"For the last few years, rains have become more and more unpredictable."

Read the text and complete the activity

Combining comparatives

You might not know Gary Player. He is one of the best golfers of all time. He is also famous for a saying which combines comparatives.

He was very skilful and was often successful with very difficult shots. Someone commented that he was very lucky. This didn't please Player, who worked very hard to be a good golfer. His reply has now become legendary.

"Well the harder I practise, the luckier I get."

This is a perfect example of a structure that connects two comparative ideas. Doing more of one thing, leads to an increase in another thing. Here are some more examples.

The slower the bus went, the more impatient the passengers became.

The later it got, the more worried I became.

To do

Now try our next quiz. This gives you the chance to do more practice with comparatives and superlatives. In each question, choose the best options to complete the sentences. Good luck!

The harder you practise, the better you get!

5 Questions

Choose the correct words to complete each sentence.

Congratulations you completed the Quiz
Excellent! Great job! Bad luck! You scored:
x / y

Next

Now why not join Finn and Catherine and listen to 6 Minute Grammar on this topic. Go on, you know you want to.

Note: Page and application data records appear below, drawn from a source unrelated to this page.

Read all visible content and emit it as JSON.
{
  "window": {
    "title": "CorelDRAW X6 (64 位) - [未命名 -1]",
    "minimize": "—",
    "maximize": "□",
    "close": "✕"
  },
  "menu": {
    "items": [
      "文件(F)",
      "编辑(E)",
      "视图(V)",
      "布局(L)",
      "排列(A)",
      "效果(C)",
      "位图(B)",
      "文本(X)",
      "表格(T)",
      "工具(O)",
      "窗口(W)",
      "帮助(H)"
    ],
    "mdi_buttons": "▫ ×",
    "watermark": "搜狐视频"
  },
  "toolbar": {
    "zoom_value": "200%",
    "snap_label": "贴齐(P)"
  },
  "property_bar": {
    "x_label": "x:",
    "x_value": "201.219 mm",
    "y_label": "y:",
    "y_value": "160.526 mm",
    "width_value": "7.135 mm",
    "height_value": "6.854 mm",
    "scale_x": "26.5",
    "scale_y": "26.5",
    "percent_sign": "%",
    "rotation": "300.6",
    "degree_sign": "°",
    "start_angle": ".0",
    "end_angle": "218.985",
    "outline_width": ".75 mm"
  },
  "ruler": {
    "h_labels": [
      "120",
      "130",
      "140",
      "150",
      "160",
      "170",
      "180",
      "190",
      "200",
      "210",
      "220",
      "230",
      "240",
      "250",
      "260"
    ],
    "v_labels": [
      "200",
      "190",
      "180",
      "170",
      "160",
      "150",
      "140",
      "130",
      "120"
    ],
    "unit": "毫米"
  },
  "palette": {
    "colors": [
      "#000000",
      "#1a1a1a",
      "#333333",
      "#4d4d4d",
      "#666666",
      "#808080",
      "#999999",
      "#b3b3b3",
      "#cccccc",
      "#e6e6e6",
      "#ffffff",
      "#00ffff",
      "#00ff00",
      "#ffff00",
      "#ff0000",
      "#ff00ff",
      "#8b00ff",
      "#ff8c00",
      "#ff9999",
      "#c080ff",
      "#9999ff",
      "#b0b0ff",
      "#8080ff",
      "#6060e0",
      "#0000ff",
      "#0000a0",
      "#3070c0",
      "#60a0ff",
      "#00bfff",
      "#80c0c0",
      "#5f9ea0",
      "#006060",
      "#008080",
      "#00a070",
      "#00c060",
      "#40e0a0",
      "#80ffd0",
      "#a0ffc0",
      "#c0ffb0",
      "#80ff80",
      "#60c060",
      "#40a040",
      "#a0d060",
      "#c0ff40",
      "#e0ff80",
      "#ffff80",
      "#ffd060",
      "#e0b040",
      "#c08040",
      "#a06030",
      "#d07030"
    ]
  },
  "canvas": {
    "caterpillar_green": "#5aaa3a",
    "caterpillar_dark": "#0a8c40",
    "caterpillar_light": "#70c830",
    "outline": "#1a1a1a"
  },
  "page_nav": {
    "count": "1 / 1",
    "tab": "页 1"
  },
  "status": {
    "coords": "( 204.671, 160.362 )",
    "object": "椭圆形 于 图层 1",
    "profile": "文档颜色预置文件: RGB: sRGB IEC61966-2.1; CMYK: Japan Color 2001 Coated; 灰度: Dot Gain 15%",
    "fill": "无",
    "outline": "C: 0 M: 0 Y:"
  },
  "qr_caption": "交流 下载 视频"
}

Session Grammar

  • Doubling comparatives

    Join two of the same comparative adjectives or adverbs together with and to emphasis change.

    hotter and hotter
    closer and closer

    For comparatives that use more, double the more.

    more and more interesting
    more and more careful

    Combining comparatives

    Use the following structure to show how one comparative effects another.

    The + comparative..., the + comparative...

    The faster he drove, the more scared I got.
    The longer it went on, the more bored I was.

Session Vocabulary